2015.03.11 Mitsuko Iwai
"Watasu Nihonbashi" just opened in Nihonbashi, Tokyo as part of a project that aims to help the Tohoku region recover. And on March 7th, round-table discussions organized by "Samazing" (Association for Promoting the Kesennuma Concept, a City known for Sharks), which promotes a market for Blue Sharks, a staple of the Kesennuma City, Miyagi Prefecture, was held.
When we think of eating sharks, we usually think shark fin, so eating shark meat may not be a familiar concept. In Nihonbashi, there is a long-standing fish processing plant, "Kanmo," which was established back in 1688. Its specialty, hanpen, is made from Shortfin Mako Sharks and Blue Sharks, so Kanmo has had a long-standing relationship with Kesennuma. And although we may not realize it, we often consume shark meat in the form of hanpen or kamaboko.
According to Mr. Kunihiro Nishizawa, the former editor of "Nikkei Health" and "Nikkei Premier," who took part in the discussions, shark meat is rich in collagen "so it helps promote both beauty and health, something women 50 and above, the key target group of the health market, strongly desire." He also stated that shark meat might become very popular in the near future.
During the discussions, participants got an opportunity to taste fried "toro (fatty)" shark meat. This fatty meat is found at the top base of the tail fin, right above the shark fin, and cannot be eaten unless the meat is very fresh. It's only this part of the shark that has the 3 key nutritious benefits of the shark - the skin full of collagen, the cartilage full of chondroitin sulfate, and low fat, high protein meat. Many people who tasted the toro shark meat for the first time were pleasantly surprised by its delicious taste. Some even hoped that it would become a specialty of Kesennuma.

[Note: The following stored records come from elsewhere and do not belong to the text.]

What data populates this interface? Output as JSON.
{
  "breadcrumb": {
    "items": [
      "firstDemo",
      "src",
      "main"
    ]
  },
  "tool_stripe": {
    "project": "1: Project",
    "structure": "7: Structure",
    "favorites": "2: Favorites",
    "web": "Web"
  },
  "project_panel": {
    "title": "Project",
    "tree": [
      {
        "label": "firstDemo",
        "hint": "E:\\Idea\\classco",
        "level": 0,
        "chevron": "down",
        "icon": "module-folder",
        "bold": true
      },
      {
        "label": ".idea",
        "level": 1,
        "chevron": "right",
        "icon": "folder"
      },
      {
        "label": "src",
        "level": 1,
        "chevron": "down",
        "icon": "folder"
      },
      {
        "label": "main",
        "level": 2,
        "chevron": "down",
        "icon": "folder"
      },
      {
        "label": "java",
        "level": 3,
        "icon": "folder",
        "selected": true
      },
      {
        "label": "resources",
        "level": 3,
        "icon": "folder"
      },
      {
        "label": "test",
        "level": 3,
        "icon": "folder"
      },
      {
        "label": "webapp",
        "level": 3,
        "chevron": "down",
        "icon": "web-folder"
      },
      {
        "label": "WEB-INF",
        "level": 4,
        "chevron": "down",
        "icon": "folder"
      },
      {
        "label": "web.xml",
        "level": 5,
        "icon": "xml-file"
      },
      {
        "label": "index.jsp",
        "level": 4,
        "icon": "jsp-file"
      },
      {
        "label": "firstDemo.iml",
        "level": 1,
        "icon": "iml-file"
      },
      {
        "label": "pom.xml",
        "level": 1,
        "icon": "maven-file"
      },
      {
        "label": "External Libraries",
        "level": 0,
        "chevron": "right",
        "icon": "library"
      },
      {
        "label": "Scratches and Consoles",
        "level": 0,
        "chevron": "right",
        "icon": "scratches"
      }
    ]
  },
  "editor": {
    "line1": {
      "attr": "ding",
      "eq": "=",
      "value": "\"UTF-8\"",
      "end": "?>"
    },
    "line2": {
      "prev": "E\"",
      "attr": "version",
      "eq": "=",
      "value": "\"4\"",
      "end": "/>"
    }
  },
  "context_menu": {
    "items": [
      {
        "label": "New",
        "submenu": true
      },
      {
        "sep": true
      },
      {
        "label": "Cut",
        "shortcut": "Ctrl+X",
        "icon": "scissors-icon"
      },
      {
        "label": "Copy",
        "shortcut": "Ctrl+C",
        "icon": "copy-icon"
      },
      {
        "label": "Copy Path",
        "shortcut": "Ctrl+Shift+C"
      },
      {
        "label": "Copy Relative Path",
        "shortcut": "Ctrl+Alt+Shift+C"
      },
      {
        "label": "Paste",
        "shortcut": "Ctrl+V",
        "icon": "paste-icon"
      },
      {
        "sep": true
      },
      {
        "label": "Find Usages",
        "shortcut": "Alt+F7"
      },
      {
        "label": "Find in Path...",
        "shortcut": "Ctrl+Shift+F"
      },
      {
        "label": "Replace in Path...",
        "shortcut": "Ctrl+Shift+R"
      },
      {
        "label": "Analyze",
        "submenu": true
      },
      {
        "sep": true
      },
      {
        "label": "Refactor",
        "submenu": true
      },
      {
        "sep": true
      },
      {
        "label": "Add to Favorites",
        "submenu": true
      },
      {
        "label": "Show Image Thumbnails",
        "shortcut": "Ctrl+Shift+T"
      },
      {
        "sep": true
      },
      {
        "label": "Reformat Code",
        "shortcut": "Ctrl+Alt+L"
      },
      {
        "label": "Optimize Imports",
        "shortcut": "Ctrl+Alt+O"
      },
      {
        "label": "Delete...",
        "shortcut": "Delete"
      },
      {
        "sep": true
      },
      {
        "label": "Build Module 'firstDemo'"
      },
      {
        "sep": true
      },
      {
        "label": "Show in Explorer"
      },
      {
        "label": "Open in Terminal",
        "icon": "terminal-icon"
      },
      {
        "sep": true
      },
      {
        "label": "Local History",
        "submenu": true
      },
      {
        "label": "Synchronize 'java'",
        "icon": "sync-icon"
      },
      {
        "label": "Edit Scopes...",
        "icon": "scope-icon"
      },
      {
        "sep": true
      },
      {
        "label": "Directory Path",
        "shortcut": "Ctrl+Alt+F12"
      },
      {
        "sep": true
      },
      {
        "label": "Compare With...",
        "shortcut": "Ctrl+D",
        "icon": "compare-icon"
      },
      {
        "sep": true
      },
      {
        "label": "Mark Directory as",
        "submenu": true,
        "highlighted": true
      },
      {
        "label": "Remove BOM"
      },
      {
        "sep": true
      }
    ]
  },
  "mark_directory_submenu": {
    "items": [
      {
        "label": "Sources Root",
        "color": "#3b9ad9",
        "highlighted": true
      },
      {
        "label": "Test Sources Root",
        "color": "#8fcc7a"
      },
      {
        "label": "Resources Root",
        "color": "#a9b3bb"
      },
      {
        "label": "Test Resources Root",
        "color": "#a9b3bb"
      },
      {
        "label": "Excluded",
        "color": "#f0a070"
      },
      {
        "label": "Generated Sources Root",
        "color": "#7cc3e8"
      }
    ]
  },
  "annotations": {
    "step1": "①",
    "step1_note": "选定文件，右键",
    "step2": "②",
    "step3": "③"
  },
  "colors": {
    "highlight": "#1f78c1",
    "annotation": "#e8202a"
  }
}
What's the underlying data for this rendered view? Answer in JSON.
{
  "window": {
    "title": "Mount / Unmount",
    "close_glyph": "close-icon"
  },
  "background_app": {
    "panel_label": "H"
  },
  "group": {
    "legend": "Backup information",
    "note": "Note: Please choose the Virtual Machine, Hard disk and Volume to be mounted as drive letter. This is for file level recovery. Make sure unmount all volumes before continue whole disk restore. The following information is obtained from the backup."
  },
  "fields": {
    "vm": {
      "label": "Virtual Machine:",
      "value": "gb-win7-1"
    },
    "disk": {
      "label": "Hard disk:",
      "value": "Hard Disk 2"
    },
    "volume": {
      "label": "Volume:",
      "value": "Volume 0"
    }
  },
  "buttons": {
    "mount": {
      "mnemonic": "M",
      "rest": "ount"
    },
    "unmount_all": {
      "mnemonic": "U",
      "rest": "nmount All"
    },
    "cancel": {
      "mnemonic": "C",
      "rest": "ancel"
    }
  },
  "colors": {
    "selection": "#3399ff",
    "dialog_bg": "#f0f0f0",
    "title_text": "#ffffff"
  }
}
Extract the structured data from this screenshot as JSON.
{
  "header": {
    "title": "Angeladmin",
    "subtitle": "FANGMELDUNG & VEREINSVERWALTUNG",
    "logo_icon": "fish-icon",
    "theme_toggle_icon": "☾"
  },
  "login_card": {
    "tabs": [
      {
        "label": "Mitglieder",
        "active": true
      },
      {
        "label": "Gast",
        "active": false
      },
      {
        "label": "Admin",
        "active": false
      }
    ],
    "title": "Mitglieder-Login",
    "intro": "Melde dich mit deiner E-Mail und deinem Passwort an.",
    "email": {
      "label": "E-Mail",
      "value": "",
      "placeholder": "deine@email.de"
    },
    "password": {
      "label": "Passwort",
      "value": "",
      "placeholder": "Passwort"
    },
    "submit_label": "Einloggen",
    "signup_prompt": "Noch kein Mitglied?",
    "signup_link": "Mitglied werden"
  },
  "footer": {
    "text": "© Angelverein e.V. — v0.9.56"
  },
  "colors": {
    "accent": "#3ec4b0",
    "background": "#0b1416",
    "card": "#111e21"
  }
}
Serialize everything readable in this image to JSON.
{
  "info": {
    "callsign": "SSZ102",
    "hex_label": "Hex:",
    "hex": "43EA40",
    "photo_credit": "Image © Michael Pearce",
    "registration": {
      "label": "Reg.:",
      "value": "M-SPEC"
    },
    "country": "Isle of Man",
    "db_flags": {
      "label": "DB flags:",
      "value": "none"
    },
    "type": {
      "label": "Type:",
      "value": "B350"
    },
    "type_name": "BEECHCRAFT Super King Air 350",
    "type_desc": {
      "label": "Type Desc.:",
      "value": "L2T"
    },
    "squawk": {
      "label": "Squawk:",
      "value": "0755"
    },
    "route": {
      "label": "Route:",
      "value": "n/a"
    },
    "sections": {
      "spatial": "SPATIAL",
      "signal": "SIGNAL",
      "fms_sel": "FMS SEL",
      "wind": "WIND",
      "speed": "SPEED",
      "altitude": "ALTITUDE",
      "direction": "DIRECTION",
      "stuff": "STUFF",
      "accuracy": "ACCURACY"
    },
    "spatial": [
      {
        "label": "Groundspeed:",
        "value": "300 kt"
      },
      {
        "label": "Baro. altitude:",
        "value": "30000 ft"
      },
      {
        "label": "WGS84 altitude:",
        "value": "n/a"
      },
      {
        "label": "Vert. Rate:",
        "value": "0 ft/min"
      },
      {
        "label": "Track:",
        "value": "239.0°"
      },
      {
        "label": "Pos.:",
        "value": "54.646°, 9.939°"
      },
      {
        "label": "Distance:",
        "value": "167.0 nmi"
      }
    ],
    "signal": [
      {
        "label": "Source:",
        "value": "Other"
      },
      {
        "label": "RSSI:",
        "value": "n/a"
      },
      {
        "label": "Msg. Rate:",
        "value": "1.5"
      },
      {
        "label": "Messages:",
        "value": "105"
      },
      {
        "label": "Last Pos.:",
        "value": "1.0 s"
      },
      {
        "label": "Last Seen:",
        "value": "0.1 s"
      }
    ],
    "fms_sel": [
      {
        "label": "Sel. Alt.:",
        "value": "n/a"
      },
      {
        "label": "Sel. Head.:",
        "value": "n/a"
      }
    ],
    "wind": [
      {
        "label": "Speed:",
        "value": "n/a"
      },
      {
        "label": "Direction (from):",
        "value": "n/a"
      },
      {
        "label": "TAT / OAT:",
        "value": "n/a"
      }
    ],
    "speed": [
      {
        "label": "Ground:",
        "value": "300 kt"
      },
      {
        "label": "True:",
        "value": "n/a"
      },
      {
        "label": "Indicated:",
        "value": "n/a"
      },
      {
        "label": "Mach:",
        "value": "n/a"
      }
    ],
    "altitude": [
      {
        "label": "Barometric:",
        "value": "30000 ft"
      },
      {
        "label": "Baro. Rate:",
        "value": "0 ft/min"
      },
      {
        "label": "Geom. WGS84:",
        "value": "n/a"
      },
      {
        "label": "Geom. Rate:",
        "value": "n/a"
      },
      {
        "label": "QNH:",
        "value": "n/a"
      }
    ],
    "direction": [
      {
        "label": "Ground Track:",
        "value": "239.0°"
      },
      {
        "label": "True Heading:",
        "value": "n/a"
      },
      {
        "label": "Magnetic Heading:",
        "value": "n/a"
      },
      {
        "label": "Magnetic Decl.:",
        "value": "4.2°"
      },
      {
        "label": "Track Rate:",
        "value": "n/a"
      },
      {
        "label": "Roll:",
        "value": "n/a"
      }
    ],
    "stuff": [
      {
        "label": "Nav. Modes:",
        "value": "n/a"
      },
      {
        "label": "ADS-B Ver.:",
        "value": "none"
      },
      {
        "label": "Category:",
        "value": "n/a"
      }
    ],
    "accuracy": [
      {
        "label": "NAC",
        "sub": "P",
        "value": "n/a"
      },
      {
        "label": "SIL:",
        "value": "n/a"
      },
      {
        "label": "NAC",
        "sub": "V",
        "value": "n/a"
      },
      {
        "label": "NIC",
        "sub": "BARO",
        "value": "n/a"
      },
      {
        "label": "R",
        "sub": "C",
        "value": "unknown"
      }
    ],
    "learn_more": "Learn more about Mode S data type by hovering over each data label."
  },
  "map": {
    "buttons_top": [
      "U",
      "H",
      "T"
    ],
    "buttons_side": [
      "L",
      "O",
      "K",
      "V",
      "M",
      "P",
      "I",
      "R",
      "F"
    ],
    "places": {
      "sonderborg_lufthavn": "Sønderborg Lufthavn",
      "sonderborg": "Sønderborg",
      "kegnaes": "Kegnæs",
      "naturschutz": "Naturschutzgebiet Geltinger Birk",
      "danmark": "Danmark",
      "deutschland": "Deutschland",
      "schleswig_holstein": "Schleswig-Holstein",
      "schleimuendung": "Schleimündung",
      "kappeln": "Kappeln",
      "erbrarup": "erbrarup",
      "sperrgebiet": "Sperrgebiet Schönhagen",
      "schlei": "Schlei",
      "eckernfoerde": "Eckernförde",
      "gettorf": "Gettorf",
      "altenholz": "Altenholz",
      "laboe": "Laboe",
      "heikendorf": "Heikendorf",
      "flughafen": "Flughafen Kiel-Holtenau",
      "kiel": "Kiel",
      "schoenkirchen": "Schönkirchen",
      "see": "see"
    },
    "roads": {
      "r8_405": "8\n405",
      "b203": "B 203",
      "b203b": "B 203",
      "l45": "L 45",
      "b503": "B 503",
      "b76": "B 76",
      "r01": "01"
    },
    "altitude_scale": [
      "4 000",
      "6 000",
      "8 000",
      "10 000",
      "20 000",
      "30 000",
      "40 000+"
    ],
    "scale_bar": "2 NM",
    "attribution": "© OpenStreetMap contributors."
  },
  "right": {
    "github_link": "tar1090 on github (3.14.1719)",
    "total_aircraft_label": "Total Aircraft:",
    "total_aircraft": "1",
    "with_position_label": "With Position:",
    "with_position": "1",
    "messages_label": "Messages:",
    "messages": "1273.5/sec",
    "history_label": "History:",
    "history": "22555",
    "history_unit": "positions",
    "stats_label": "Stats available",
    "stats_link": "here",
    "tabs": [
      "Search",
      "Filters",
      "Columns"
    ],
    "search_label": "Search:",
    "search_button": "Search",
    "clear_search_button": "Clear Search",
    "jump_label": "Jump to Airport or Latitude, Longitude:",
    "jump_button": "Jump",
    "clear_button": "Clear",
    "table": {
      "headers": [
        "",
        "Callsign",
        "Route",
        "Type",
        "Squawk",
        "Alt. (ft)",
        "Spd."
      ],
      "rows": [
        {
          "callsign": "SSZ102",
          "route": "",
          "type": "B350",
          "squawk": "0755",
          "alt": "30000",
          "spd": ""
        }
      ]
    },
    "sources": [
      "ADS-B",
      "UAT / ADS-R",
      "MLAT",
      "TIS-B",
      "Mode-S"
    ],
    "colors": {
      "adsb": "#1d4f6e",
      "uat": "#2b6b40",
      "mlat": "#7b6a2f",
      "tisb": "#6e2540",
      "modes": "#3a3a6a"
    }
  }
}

Kesennuma accounts for over 80% of Japan's shark catch. But since the Great East Japan Earthquake, this industry has been under extreme pressure. In addition to the damages inflicted by the earthquake, the price of fishes has continued to decline. Moreover, due to the anti-shark finning campaigns organized by environmental NGOs, many foreign luxury hotels stopped serving shark fin, so the consumption has considerably declined in Japan. Samazing strongly asserts, "At Kesennuma, we have never just harvest the shark fin and throw the rest of the fish back into the sea."
Although we may think of sharks as a group of fishes, it is said that there are about "500 different species of sharks." A member of Samazing and the President of Chuka Takahashi Inc., Mr. Akira Takahashi explained, "We need to understand the different habitats, species, and properties of sharks, and determine which species must be protected, and which can be consumed as resources. That is why Kesennuma specifically refers to Blue Sharks. It's mainly the population of coastal sharks that is being affected by bottom trawling, which captures small sharks along with many other different types of fishes. Blue Sharks are found out in the open sea. They give birth to many offspring (40~50) at once, and they are at the top of their food chain, so the supply is stable." The Kesennuma longline fishing industry is currently preparing to apply for the MSC certification awarded to sustainable finishing practices for its traditional longline fishing methods.
Samazing will regularly promote its activities by, for example, introducing cuisine made with shark meat at the Kyushu Foods EXPO. There are a lot of topics that it needs to address. The association needs to communicate its awareness of the resource management of Blue Sharks. It wants people to become more interested in Kesennuma's shark cuisine, etc. The association will continue to undertake a wide range of activities with the belief that shark meat, which is full of collagen and chondroitin sulfate, will rise as Japan's society continues to age.